6 cups shredded cabbage
1 cup red wine, such as Burgundy or merlot
2 1/2 pounds sauerkraut, drained
1 14.5-ounce can diced tomatoes in juice
1 quart beef broth
1 1/2 teaspoon dried thyme
1 1/2 teaspoon dry marjoram
1 teaspoon whole allspice
1 whole bay leaf
1 teaspoon juniper berries (optional)
2 tablespoons sweet paprika
1 teaspoon caraway seeds
1/2 teaspoon kosher salt or to taste
1/2 teaspoon freshly ground black pepper
1 cup pitted prunes, quartered
- In a large 5 – 6 quart Dutch oven, heat oil over high.
- Pat the pork stew meat dry and fry half to sear both sides, about 4-5 minutes per batch. Remove to a bowl and reduce temperature of pot to medium high.
- Add the four Kielbasa quarters and brown all sides, about five minutes. Remove to the same bowl.
- Add bacon and onions and sauté for three minutes (do not crisp).
- Add the carrots and sauté two minutes.
- Add the mushrooms and garlic and sauté two minutes.
- Add the cabbage and cook two minutes.
- Add the wine and scrape up brown bits from the bottom.
- Add the drained sauerkraut, canned tomatoes, beef broth, thyme, marjoram, allspice, bay leaf, paprika (and juniper berries if using).
- In a mortar and pestle, place caraway seeds with the salt and pepper and crush until the seeds are fine, then add to the mixture OR give a quick spin in a spice grinder
- Add the seared pork and large pieces of kielbasa.
- Raise the heat to high then once bubbling, reduce to low and cook partially covered for about 2 to 2 1/2 hours, stirring occasionally to make sure it doesn’t stick. Meat should be easy to shred. Adjust your cooking time to get the textures you desire.
- Remove the four big pieces of kielbasa to your cutting board.
- Remove and discard bay leaf.
- Add the prunes and simmer ten minutes.
- Slice the kielbasa into bite sized slices and add back to pot
- Cool/reheat at least three times before serving. Serve with hearty dark bread.

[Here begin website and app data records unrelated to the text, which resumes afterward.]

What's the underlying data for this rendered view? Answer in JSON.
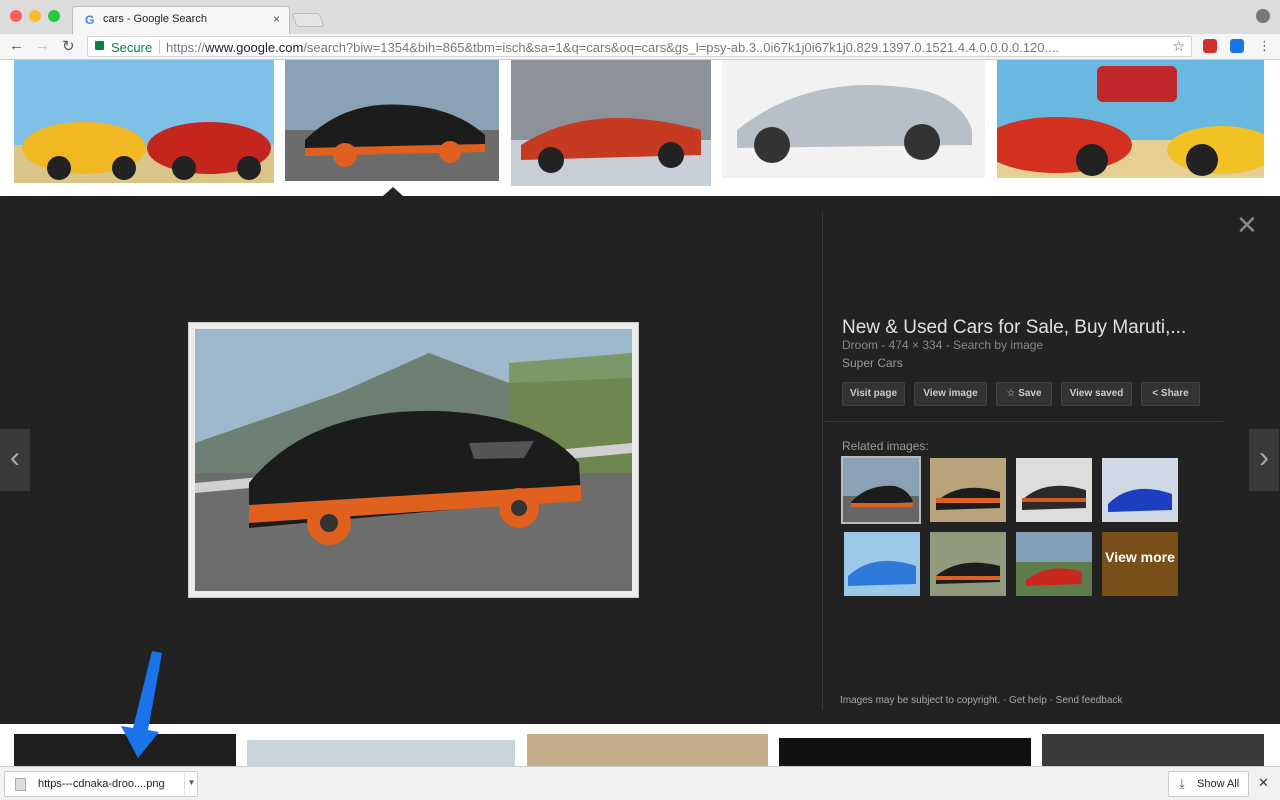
{
  "browser": {
    "tab_title": "cars - Google Search",
    "tab_close": "×",
    "tab_favicon": "G",
    "secure_label": "Secure",
    "url_prefix": "https://",
    "url_domain": "www.google.com",
    "url_rest": "/search?biw=1354&bih=865&tbm=isch&sa=1&q=cars&oq=cars&gs_l=psy-ab.3..0i67k1j0i67k1j0.829.1397.0.1521.4.4.0.0.0.0.120...."
  },
  "panel": {
    "title": "New & Used Cars for Sale, Buy Maruti,...",
    "meta": "Droom - 474 × 334 - Search by image",
    "description": "Super Cars",
    "buttons": {
      "visit": "Visit page",
      "view_image": "View image",
      "save": "Save",
      "view_saved": "View saved",
      "share": "Share"
    },
    "related_label": "Related images:",
    "view_more": "View more",
    "copyright": "Images may be subject to copyright.",
    "get_help": "Get help",
    "send_feedback": "Send feedback"
  },
  "downloads": {
    "file_name": "https---cdnaka-droo....png",
    "show_all": "Show All"
  },
  "colors": {
    "panel_bg": "#222222",
    "secure_green": "#0b8043",
    "annotation_arrow": "#1a73e8"
  }
}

- This dish gets better the longer it cooks and the longer it sits. It is traditional tro reheat three times before serving.
DID YOU MAKE THIS?
Snap a picture and tag @acoalcrackerinthekitchen on Instagram so visitors can see it!
Lori Fogg, A Coalcracker In The Kitchen
Sharing coal region comfort foods and nostalgia
Born and raised “a coal miner’s daughter” in Schuylkill County in the Anthracite Region of Pennsylvania, I love to share recipes and memories of home with fellow “coalcrackers” and celebrate our unique blending of Eastern European and Pennsylvania Dutch heritage and cuisines here in northeast Pennsylvania.